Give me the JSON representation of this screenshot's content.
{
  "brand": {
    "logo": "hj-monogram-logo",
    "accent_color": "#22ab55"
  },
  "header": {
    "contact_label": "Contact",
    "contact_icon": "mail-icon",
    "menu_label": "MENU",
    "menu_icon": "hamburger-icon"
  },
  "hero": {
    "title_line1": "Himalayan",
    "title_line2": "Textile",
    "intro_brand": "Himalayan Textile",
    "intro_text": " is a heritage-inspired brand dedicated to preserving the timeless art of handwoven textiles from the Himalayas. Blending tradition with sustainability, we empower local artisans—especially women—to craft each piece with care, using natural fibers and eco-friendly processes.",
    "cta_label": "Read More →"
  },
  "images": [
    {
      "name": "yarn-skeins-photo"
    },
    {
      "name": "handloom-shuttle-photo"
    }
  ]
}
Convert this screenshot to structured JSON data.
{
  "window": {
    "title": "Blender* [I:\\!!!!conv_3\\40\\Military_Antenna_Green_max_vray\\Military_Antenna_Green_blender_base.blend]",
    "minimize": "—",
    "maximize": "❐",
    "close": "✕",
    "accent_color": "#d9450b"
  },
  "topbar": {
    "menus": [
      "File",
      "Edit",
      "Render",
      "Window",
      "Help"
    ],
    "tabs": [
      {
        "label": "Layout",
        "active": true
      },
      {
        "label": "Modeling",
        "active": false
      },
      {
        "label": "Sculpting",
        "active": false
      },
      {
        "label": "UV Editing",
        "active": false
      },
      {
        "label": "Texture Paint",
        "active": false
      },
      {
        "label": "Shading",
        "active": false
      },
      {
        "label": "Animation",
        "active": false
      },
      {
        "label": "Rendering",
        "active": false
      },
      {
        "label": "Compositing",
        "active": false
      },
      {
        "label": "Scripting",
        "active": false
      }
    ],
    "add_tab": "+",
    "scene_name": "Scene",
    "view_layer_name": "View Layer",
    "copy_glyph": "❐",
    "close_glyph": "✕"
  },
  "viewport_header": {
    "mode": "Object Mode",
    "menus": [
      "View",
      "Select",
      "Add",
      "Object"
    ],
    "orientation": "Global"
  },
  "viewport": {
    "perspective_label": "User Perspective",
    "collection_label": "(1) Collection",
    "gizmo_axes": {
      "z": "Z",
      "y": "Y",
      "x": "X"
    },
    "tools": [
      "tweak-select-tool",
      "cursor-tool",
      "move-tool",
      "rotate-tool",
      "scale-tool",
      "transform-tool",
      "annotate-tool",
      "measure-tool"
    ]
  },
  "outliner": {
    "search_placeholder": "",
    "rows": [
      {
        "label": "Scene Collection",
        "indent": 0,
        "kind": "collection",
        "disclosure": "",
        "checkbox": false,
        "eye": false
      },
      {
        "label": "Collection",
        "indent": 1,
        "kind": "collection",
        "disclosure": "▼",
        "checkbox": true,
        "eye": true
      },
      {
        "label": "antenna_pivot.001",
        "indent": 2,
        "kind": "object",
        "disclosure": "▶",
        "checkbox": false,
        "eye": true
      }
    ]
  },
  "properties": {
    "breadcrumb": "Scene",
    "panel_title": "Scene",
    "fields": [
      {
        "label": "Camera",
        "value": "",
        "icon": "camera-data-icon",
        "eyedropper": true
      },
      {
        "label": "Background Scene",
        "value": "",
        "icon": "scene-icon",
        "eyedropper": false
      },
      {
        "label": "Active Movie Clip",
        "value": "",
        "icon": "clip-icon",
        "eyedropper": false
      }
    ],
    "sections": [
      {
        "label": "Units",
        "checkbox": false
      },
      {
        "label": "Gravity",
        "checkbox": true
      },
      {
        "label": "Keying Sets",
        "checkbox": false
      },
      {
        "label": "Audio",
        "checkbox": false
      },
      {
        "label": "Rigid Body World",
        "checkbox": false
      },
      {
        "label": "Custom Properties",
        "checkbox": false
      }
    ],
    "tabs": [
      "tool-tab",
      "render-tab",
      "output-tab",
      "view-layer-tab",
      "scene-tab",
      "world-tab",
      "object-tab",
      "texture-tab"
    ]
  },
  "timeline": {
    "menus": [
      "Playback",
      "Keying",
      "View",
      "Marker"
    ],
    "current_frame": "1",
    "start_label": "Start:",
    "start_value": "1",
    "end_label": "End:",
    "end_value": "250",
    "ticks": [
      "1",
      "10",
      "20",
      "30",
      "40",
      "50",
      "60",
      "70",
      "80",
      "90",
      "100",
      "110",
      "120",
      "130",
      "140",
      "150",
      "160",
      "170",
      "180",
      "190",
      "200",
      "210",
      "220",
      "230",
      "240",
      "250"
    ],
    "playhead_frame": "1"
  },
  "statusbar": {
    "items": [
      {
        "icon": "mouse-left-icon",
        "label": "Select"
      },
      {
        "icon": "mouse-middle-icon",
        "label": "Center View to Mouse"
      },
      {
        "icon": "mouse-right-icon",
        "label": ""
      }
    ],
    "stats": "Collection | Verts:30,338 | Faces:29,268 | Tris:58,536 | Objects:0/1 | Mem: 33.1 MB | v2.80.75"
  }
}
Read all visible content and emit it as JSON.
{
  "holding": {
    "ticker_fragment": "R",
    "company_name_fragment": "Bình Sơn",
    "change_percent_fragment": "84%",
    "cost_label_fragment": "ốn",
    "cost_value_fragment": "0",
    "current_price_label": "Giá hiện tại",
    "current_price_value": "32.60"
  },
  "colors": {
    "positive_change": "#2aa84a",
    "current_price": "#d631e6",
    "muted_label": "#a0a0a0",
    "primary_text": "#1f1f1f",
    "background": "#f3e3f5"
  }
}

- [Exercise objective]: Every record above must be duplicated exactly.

- [Exercise output]:
Give me the JSON representation of this screenshot's content.
{
  "brand": {
    "logo": "hj-monogram-logo",
    "accent_color": "#22ab55"
  },
  "header": {
    "contact_label": "Contact",
    "contact_icon": "mail-icon",
    "menu_label": "MENU",
    "menu_icon": "hamburger-icon"
  },
  "hero": {
    "title_line1": "Himalayan",
    "title_line2": "Textile",
    "intro_brand": "Himalayan Textile",
    "intro_text": " is a heritage-inspired brand dedicated to preserving the timeless art of handwoven textiles from the Himalayas. Blending tradition with sustainability, we empower local artisans—especially women—to craft each piece with care, using natural fibers and eco-friendly processes.",
    "cta_label": "Read More →"
  },
  "images": [
    {
      "name": "yarn-skeins-photo"
    },
    {
      "name": "handloom-shuttle-photo"
    }
  ]
}
Convert this screenshot to structured JSON data.
{
  "window": {
    "title": "Blender* [I:\\!!!!conv_3\\40\\Military_Antenna_Green_max_vray\\Military_Antenna_Green_blender_base.blend]",
    "minimize": "—",
    "maximize": "❐",
    "close": "✕",
    "accent_color": "#d9450b"
  },
  "topbar": {
    "menus": [
      "File",
      "Edit",
      "Render",
      "Window",
      "Help"
    ],
    "tabs": [
      {
        "label": "Layout",
        "active": true
      },
      {
        "label": "Modeling",
        "active": false
      },
      {
        "label": "Sculpting",
        "active": false
      },
      {
        "label": "UV Editing",
        "active": false
      },
      {
        "label": "Texture Paint",
        "active": false
      },
      {
        "label": "Shading",
        "active": false
      },
      {
        "label": "Animation",
        "active": false
      },
      {
        "label": "Rendering",
        "active": false
      },
      {
        "label": "Compositing",
        "active": false
      },
      {
        "label": "Scripting",
        "active": false
      }
    ],
    "add_tab": "+",
    "scene_name": "Scene",
    "view_layer_name": "View Layer",
    "copy_glyph": "❐",
    "close_glyph": "✕"
  },
  "viewport_header": {
    "mode": "Object Mode",
    "menus": [
      "View",
      "Select",
      "Add",
      "Object"
    ],
    "orientation": "Global"
  },
  "viewport": {
    "perspective_label": "User Perspective",
    "collection_label": "(1) Collection",
    "gizmo_axes": {
      "z": "Z",
      "y": "Y",
      "x": "X"
    },
    "tools": [
      "tweak-select-tool",
      "cursor-tool",
      "move-tool",
      "rotate-tool",
      "scale-tool",
      "transform-tool",
      "annotate-tool",
      "measure-tool"
    ]
  },
  "outliner": {
    "search_placeholder": "",
    "rows": [
      {
        "label": "Scene Collection",
        "indent": 0,
        "kind": "collection",
        "disclosure": "",
        "checkbox": false,
        "eye": false
      },
      {
        "label": "Collection",
        "indent": 1,
        "kind": "collection",
        "disclosure": "▼",
        "checkbox": true,
        "eye": true
      },
      {
        "label": "antenna_pivot.001",
        "indent": 2,
        "kind": "object",
        "disclosure": "▶",
        "checkbox": false,
        "eye": true
      }
    ]
  },
  "properties": {
    "breadcrumb": "Scene",
    "panel_title": "Scene",
    "fields": [
      {
        "label": "Camera",
        "value": "",
        "icon": "camera-data-icon",
        "eyedropper": true
      },
      {
        "label": "Background Scene",
        "value": "",
        "icon": "scene-icon",
        "eyedropper": false
      },
      {
        "label": "Active Movie Clip",
        "value": "",
        "icon": "clip-icon",
        "eyedropper": false
      }
    ],
    "sections": [
      {
        "label": "Units",
        "checkbox": false
      },
      {
        "label": "Gravity",
        "checkbox": true
      },
      {
        "label": "Keying Sets",
        "checkbox": false
      },
      {
        "label": "Audio",
        "checkbox": false
      },
      {
        "label": "Rigid Body World",
        "checkbox": false
      },
      {
        "label": "Custom Properties",
        "checkbox": false
      }
    ],
    "tabs": [
      "tool-tab",
      "render-tab",
      "output-tab",
      "view-layer-tab",
      "scene-tab",
      "world-tab",
      "object-tab",
      "texture-tab"
    ]
  },
  "timeline": {
    "menus": [
      "Playback",
      "Keying",
      "View",
      "Marker"
    ],
    "current_frame": "1",
    "start_label": "Start:",
    "start_value": "1",
    "end_label": "End:",
    "end_value": "250",
    "ticks": [
      "1",
      "10",
      "20",
      "30",
      "40",
      "50",
      "60",
      "70",
      "80",
      "90",
      "100",
      "110",
      "120",
      "130",
      "140",
      "150",
      "160",
      "170",
      "180",
      "190",
      "200",
      "210",
      "220",
      "230",
      "240",
      "250"
    ],
    "playhead_frame": "1"
  },
  "statusbar": {
    "items": [
      {
        "icon": "mouse-left-icon",
        "label": "Select"
      },
      {
        "icon": "mouse-middle-icon",
        "label": "Center View to Mouse"
      },
      {
        "icon": "mouse-right-icon",
        "label": ""
      }
    ],
    "stats": "Collection | Verts:30,338 | Faces:29,268 | Tris:58,536 | Objects:0/1 | Mem: 33.1 MB | v2.80.75"
  }
}
Read all visible content and emit it as JSON.
{
  "holding": {
    "ticker_fragment": "R",
    "company_name_fragment": "Bình Sơn",
    "change_percent_fragment": "84%",
    "cost_label_fragment": "ốn",
    "cost_value_fragment": "0",
    "current_price_label": "Giá hiện tại",
    "current_price_value": "32.60"
  },
  "colors": {
    "positive_change": "#2aa84a",
    "current_price": "#d631e6",
    "muted_label": "#a0a0a0",
    "primary_text": "#1f1f1f",
    "background": "#f3e3f5"
  }
}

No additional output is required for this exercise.